### [Task description]
Repeat the listing below word for word, leaving nothing out.

### [Data]
··········

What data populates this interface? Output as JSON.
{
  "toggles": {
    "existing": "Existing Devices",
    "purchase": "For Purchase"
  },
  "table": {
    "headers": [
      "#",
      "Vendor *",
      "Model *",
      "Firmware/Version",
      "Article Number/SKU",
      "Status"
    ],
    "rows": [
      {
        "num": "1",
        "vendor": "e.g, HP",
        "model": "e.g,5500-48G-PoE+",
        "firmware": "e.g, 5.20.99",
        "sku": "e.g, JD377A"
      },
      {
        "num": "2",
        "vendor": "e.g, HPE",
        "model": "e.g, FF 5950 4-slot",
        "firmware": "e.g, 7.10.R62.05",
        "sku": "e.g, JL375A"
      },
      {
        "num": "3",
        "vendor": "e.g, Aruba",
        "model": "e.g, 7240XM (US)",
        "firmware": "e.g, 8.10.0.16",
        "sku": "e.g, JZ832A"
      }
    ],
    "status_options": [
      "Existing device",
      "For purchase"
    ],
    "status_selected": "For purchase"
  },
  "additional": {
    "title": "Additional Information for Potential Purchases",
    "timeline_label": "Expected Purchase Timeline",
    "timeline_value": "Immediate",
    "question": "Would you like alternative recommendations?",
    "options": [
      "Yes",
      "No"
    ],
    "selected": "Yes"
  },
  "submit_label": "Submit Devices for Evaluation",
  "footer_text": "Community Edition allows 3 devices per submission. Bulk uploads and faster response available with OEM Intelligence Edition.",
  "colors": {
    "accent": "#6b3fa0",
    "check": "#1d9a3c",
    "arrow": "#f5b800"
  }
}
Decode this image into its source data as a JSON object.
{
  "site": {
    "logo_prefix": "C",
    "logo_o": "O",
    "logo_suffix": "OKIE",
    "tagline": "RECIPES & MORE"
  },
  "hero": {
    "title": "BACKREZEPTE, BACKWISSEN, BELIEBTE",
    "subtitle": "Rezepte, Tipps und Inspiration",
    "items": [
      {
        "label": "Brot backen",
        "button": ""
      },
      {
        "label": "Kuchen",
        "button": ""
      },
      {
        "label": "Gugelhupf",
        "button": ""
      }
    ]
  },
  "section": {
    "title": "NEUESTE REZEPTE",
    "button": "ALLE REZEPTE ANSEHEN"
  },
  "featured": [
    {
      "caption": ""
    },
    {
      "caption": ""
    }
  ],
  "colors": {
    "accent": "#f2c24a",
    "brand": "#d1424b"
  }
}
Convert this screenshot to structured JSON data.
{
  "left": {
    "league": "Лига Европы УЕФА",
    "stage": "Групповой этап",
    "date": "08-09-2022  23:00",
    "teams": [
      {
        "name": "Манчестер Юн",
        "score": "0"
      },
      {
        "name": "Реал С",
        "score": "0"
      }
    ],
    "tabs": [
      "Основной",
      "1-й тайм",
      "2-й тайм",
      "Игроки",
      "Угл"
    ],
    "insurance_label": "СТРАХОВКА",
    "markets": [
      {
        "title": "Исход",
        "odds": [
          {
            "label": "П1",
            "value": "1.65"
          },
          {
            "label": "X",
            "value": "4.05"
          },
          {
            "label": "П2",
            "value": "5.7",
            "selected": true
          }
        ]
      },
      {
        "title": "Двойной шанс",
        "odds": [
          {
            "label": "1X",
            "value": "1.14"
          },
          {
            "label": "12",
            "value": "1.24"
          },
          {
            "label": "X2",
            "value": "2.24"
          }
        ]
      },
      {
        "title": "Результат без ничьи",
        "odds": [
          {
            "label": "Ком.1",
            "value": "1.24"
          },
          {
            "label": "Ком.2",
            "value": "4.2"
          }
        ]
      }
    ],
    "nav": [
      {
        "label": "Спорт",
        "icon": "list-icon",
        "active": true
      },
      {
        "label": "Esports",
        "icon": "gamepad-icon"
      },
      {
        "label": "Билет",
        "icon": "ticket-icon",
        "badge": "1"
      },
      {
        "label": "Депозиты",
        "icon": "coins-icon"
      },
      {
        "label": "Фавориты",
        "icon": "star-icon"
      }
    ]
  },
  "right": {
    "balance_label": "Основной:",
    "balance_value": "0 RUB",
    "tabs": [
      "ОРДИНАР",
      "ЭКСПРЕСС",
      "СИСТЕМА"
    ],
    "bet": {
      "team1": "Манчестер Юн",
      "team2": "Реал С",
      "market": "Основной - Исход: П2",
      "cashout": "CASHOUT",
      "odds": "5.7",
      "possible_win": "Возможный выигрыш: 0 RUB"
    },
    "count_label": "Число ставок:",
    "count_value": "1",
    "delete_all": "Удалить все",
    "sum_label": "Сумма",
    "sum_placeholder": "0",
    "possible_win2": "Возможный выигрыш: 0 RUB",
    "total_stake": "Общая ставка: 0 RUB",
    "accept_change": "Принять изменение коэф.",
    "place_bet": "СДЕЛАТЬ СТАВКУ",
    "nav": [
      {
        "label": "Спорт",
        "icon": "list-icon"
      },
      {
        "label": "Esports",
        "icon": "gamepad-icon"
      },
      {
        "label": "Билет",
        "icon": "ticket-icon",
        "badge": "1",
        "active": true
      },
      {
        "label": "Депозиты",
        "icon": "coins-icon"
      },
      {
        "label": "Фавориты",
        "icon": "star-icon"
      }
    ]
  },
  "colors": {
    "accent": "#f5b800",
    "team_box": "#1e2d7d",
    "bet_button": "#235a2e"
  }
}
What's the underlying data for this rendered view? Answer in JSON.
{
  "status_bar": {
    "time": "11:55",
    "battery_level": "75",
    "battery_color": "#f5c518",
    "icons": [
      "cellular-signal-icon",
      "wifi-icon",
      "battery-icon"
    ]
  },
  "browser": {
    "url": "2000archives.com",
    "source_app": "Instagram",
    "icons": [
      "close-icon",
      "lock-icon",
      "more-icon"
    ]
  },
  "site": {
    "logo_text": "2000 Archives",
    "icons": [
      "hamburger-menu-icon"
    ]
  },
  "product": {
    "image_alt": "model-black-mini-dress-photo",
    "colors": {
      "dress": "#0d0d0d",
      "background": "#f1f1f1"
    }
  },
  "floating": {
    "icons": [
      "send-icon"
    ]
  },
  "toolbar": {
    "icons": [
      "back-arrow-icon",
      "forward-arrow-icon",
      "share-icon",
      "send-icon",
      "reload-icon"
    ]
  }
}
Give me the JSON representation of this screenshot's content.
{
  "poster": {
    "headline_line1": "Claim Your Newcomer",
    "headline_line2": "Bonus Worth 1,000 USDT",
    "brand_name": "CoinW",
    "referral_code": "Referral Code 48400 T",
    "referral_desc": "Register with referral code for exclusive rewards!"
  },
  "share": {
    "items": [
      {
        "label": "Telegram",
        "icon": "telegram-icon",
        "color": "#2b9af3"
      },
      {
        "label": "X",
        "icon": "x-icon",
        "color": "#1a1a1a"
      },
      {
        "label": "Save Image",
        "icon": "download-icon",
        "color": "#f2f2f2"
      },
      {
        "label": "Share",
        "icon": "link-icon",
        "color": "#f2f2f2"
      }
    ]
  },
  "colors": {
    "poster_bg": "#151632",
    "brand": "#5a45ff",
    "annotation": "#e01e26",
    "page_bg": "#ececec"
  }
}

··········

### [Answer box]
What data populates this interface? Output as JSON.
{
  "toggles": {
    "existing": "Existing Devices",
    "purchase": "For Purchase"
  },
  "table": {
    "headers": [
      "#",
      "Vendor *",
      "Model *",
      "Firmware/Version",
      "Article Number/SKU",
      "Status"
    ],
    "rows": [
      {
        "num": "1",
        "vendor": "e.g, HP",
        "model": "e.g,5500-48G-PoE+",
        "firmware": "e.g, 5.20.99",
        "sku": "e.g, JD377A"
      },
      {
        "num": "2",
        "vendor": "e.g, HPE",
        "model": "e.g, FF 5950 4-slot",
        "firmware": "e.g, 7.10.R62.05",
        "sku": "e.g, JL375A"
      },
      {
        "num": "3",
        "vendor": "e.g, Aruba",
        "model": "e.g, 7240XM (US)",
        "firmware": "e.g, 8.10.0.16",
        "sku": "e.g, JZ832A"
      }
    ],
    "status_options": [
      "Existing device",
      "For purchase"
    ],
    "status_selected": "For purchase"
  },
  "additional": {
    "title": "Additional Information for Potential Purchases",
    "timeline_label": "Expected Purchase Timeline",
    "timeline_value": "Immediate",
    "question": "Would you like alternative recommendations?",
    "options": [
      "Yes",
      "No"
    ],
    "selected": "Yes"
  },
  "submit_label": "Submit Devices for Evaluation",
  "footer_text": "Community Edition allows 3 devices per submission. Bulk uploads and faster response available with OEM Intelligence Edition.",
  "colors": {
    "accent": "#6b3fa0",
    "check": "#1d9a3c",
    "arrow": "#f5b800"
  }
}
Decode this image into its source data as a JSON object.
{
  "site": {
    "logo_prefix": "C",
    "logo_o": "O",
    "logo_suffix": "OKIE",
    "tagline": "RECIPES & MORE"
  },
  "hero": {
    "title": "BACKREZEPTE, BACKWISSEN, BELIEBTE",
    "subtitle": "Rezepte, Tipps und Inspiration",
    "items": [
      {
        "label": "Brot backen",
        "button": ""
      },
      {
        "label": "Kuchen",
        "button": ""
      },
      {
        "label": "Gugelhupf",
        "button": ""
      }
    ]
  },
  "section": {
    "title": "NEUESTE REZEPTE",
    "button": "ALLE REZEPTE ANSEHEN"
  },
  "featured": [
    {
      "caption": ""
    },
    {
      "caption": ""
    }
  ],
  "colors": {
    "accent": "#f2c24a",
    "brand": "#d1424b"
  }
}
Convert this screenshot to structured JSON data.
{
  "left": {
    "league": "Лига Европы УЕФА",
    "stage": "Групповой этап",
    "date": "08-09-2022  23:00",
    "teams": [
      {
        "name": "Манчестер Юн",
        "score": "0"
      },
      {
        "name": "Реал С",
        "score": "0"
      }
    ],
    "tabs": [
      "Основной",
      "1-й тайм",
      "2-й тайм",
      "Игроки",
      "Угл"
    ],
    "insurance_label": "СТРАХОВКА",
    "markets": [
      {
        "title": "Исход",
        "odds": [
          {
            "label": "П1",
            "value": "1.65"
          },
          {
            "label": "X",
            "value": "4.05"
          },
          {
            "label": "П2",
            "value": "5.7",
            "selected": true
          }
        ]
      },
      {
        "title": "Двойной шанс",
        "odds": [
          {
            "label": "1X",
            "value": "1.14"
          },
          {
            "label": "12",
            "value": "1.24"
          },
          {
            "label": "X2",
            "value": "2.24"
          }
        ]
      },
      {
        "title": "Результат без ничьи",
        "odds": [
          {
            "label": "Ком.1",
            "value": "1.24"
          },
          {
            "label": "Ком.2",
            "value": "4.2"
          }
        ]
      }
    ],
    "nav": [
      {
        "label": "Спорт",
        "icon": "list-icon",
        "active": true
      },
      {
        "label": "Esports",
        "icon": "gamepad-icon"
      },
      {
        "label": "Билет",
        "icon": "ticket-icon",
        "badge": "1"
      },
      {
        "label": "Депозиты",
        "icon": "coins-icon"
      },
      {
        "label": "Фавориты",
        "icon": "star-icon"
      }
    ]
  },
  "right": {
    "balance_label": "Основной:",
    "balance_value": "0 RUB",
    "tabs": [
      "ОРДИНАР",
      "ЭКСПРЕСС",
      "СИСТЕМА"
    ],
    "bet": {
      "team1": "Манчестер Юн",
      "team2": "Реал С",
      "market": "Основной - Исход: П2",
      "cashout": "CASHOUT",
      "odds": "5.7",
      "possible_win": "Возможный выигрыш: 0 RUB"
    },
    "count_label": "Число ставок:",
    "count_value": "1",
    "delete_all": "Удалить все",
    "sum_label": "Сумма",
    "sum_placeholder": "0",
    "possible_win2": "Возможный выигрыш: 0 RUB",
    "total_stake": "Общая ставка: 0 RUB",
    "accept_change": "Принять изменение коэф.",
    "place_bet": "СДЕЛАТЬ СТАВКУ",
    "nav": [
      {
        "label": "Спорт",
        "icon": "list-icon"
      },
      {
        "label": "Esports",
        "icon": "gamepad-icon"
      },
      {
        "label": "Билет",
        "icon": "ticket-icon",
        "badge": "1",
        "active": true
      },
      {
        "label": "Депозиты",
        "icon": "coins-icon"
      },
      {
        "label": "Фавориты",
        "icon": "star-icon"
      }
    ]
  },
  "colors": {
    "accent": "#f5b800",
    "team_box": "#1e2d7d",
    "bet_button": "#235a2e"
  }
}
What's the underlying data for this rendered view? Answer in JSON.
{
  "status_bar": {
    "time": "11:55",
    "battery_level": "75",
    "battery_color": "#f5c518",
    "icons": [
      "cellular-signal-icon",
      "wifi-icon",
      "battery-icon"
    ]
  },
  "browser": {
    "url": "2000archives.com",
    "source_app": "Instagram",
    "icons": [
      "close-icon",
      "lock-icon",
      "more-icon"
    ]
  },
  "site": {
    "logo_text": "2000 Archives",
    "icons": [
      "hamburger-menu-icon"
    ]
  },
  "product": {
    "image_alt": "model-black-mini-dress-photo",
    "colors": {
      "dress": "#0d0d0d",
      "background": "#f1f1f1"
    }
  },
  "floating": {
    "icons": [
      "send-icon"
    ]
  },
  "toolbar": {
    "icons": [
      "back-arrow-icon",
      "forward-arrow-icon",
      "share-icon",
      "send-icon",
      "reload-icon"
    ]
  }
}
Give me the JSON representation of this screenshot's content.
{
  "poster": {
    "headline_line1": "Claim Your Newcomer",
    "headline_line2": "Bonus Worth 1,000 USDT",
    "brand_name": "CoinW",
    "referral_code": "Referral Code 48400 T",
    "referral_desc": "Register with referral code for exclusive rewards!"
  },
  "share": {
    "items": [
      {
        "label": "Telegram",
        "icon": "telegram-icon",
        "color": "#2b9af3"
      },
      {
        "label": "X",
        "icon": "x-icon",
        "color": "#1a1a1a"
      },
      {
        "label": "Save Image",
        "icon": "download-icon",
        "color": "#f2f2f2"
      },
      {
        "label": "Share",
        "icon": "link-icon",
        "color": "#f2f2f2"
      }
    ]
  },
  "colors": {
    "poster_bg": "#151632",
    "brand": "#5a45ff",
    "annotation": "#e01e26",
    "page_bg": "#ececec"
  }
}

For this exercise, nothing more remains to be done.